We may do everything in our power to achieve physical health, yet we can still get cancer. But this is not true of immorality. If we depend on our Savior and the Holy Spirit’s empowerment, and take deliberate and ongoing steps to cultivate purity and avoid immorality, we can avoid it. It does not choose us. We choose it—or we choose to avoid it. That’s why God says this to us: “Do not set foot on the path of the wicked or walk in the way of evildoers. Avoid it, do not travel on it; turn from it and go on your way” (Proverbs 4:14-15)
One woman in ministry said to me, “There’s so much immorality among Christians now that I’m living in constant fear. It’s happened to those more godly than I, so I keep thinking that it’s probably going to happen to me. It almost seems inevitable.”
God does not want us to be presumptuous, but neither does He want us to be paranoid. We do not have to live each day teetering on the edge of immorality or paralyzed by the fear of a sudden fall. In the context of resisting sexual temptation, the wise man says this to his son:
My son, preserve sound judgment and discernment,
do not let them out of your sight;
they will be life for you,
an ornament to grace your neck.
Then you will go on your way in safety,
and your foot will not stumble;
when you lie down you will not be afraid;
when you lie down, your sleep will be sweet.
Have no fear of sudden disaster
or of the ruin that overtakes the wicked,
for the LORD will be your confidence
And will keep your foot from being snared.
If we walk daily with Christ, being alert to what’s happening in our minds and implementing steps of righteousness and wisdom, only then we can go our way “in safety” and “not be afraid.”

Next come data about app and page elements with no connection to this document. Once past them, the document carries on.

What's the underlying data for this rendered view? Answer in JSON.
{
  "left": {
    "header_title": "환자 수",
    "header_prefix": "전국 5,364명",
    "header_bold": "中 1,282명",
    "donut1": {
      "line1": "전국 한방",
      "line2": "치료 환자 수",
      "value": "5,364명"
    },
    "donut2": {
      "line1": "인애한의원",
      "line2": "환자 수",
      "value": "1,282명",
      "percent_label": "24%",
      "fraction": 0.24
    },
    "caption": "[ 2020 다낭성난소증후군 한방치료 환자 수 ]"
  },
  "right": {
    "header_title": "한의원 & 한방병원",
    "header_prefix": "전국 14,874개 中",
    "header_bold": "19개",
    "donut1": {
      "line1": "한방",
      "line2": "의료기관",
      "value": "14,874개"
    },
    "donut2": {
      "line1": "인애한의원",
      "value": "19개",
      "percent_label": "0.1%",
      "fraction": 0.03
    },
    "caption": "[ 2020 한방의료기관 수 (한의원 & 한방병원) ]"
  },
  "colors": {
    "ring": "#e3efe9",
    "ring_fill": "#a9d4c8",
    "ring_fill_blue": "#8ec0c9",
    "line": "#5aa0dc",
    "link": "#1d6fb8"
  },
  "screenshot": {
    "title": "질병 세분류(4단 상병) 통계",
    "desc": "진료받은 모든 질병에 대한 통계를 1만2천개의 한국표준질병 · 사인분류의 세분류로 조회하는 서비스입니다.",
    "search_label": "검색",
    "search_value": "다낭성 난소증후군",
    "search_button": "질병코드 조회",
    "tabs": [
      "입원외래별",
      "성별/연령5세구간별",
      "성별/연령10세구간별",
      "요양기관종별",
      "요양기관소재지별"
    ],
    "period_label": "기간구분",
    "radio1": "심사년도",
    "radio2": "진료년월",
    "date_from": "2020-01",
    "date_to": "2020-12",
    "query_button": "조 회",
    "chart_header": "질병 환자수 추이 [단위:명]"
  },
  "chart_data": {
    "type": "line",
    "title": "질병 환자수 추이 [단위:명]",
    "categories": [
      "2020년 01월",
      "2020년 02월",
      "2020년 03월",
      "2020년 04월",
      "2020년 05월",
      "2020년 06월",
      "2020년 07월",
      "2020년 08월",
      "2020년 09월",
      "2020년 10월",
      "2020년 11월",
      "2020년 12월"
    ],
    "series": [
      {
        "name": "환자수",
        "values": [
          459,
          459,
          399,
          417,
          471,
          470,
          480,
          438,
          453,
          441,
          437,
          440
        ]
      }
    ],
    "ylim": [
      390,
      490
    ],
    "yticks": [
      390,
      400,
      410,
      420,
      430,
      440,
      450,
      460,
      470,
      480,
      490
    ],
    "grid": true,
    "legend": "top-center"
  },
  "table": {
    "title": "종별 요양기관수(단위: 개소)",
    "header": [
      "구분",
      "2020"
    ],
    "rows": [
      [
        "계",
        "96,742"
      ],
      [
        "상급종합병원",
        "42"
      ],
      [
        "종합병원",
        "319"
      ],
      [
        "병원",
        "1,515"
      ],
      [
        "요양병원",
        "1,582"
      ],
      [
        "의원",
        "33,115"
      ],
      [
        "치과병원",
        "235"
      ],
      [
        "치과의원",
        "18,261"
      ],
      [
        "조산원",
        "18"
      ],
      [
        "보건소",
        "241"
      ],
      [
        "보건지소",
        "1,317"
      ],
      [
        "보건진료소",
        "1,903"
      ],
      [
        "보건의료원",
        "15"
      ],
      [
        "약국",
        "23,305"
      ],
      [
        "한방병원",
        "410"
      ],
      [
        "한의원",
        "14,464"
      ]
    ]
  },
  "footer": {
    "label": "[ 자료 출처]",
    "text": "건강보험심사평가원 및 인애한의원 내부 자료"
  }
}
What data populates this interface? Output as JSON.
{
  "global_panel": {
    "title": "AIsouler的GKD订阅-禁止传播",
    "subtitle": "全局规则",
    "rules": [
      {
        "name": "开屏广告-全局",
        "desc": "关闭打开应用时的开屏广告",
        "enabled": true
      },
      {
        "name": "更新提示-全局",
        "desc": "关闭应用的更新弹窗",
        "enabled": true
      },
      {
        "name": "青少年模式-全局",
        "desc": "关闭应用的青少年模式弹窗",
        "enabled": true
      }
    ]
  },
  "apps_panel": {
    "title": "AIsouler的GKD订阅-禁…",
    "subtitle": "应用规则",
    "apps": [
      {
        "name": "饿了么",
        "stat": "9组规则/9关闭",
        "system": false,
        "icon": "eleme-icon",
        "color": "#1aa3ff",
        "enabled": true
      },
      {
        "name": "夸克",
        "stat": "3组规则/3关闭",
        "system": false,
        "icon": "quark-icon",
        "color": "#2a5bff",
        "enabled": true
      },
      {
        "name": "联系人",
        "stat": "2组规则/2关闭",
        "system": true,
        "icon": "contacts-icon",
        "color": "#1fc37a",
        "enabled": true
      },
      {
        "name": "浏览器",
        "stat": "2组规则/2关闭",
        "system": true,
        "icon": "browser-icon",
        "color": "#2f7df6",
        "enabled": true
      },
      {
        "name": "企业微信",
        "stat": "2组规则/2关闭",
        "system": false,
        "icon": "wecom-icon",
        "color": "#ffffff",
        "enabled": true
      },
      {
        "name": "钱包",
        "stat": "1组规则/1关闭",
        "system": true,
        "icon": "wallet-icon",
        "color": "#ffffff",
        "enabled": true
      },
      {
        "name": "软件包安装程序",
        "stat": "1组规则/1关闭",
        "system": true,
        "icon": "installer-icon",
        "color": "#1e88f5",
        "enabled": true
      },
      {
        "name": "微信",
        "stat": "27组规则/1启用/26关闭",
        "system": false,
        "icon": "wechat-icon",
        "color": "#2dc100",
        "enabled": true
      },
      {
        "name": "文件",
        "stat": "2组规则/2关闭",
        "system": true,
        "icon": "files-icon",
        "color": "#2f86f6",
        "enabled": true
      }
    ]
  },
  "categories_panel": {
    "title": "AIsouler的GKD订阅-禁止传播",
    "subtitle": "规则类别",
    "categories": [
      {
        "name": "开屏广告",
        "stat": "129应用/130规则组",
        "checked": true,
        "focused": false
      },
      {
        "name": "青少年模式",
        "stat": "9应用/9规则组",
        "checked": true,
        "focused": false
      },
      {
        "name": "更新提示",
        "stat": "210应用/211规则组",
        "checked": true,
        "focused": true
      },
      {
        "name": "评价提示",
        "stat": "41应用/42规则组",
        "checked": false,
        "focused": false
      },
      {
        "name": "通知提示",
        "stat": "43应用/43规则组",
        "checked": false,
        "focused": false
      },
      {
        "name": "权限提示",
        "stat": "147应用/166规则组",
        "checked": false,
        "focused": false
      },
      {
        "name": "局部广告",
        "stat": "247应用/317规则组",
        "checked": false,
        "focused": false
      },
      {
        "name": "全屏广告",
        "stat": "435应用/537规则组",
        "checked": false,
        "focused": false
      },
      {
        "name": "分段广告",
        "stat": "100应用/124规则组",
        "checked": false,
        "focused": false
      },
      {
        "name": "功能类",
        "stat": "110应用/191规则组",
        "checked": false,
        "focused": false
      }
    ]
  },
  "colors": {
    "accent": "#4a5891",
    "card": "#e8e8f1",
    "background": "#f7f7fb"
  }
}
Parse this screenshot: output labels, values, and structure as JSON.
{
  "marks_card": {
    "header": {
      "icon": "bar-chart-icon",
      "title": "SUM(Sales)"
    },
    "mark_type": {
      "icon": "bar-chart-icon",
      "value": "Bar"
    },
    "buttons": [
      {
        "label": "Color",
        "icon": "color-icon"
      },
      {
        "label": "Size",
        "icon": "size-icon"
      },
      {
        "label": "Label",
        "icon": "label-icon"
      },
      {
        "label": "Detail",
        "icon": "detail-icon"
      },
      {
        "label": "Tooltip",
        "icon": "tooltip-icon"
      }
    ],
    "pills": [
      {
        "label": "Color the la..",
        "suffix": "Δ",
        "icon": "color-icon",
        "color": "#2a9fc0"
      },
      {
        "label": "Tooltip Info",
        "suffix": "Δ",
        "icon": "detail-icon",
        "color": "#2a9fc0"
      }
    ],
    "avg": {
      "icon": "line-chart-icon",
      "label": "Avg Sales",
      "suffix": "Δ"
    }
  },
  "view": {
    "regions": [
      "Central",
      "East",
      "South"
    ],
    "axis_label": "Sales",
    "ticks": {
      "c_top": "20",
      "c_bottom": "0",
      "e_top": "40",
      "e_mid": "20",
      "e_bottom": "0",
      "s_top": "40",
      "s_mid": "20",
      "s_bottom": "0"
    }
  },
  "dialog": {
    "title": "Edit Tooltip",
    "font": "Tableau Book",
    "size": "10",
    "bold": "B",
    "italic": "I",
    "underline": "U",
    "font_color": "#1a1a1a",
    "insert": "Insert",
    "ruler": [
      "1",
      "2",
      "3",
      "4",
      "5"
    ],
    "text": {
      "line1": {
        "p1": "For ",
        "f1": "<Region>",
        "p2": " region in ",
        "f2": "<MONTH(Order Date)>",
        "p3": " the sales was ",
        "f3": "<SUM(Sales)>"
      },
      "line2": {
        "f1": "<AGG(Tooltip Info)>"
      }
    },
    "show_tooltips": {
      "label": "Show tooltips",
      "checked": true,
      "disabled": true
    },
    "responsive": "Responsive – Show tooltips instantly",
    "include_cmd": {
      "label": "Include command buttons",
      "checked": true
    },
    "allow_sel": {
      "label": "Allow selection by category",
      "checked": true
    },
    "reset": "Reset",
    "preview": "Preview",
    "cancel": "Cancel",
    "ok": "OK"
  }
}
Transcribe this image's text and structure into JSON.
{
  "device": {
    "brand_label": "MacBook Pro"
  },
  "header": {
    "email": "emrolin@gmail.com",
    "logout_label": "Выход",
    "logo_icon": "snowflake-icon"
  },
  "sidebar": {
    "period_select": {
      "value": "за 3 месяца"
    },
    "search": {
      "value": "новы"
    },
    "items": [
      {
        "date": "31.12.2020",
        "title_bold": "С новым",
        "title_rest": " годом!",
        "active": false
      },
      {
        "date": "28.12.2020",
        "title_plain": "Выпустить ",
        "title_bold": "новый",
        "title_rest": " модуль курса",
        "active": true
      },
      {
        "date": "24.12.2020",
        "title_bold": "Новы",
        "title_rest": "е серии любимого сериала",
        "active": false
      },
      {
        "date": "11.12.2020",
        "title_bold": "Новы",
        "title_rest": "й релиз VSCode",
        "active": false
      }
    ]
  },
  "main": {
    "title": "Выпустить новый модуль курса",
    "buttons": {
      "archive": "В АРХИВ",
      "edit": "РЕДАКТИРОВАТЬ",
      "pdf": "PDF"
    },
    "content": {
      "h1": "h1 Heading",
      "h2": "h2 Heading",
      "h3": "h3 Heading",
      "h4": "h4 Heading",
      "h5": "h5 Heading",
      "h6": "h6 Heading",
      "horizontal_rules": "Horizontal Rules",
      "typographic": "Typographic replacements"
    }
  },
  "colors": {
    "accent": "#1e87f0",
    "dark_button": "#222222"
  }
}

See the other blogs in this series:
Browse more resources on the topic of purity, and see Randy's book The Purity Principle and his booklet Sexual Temptation.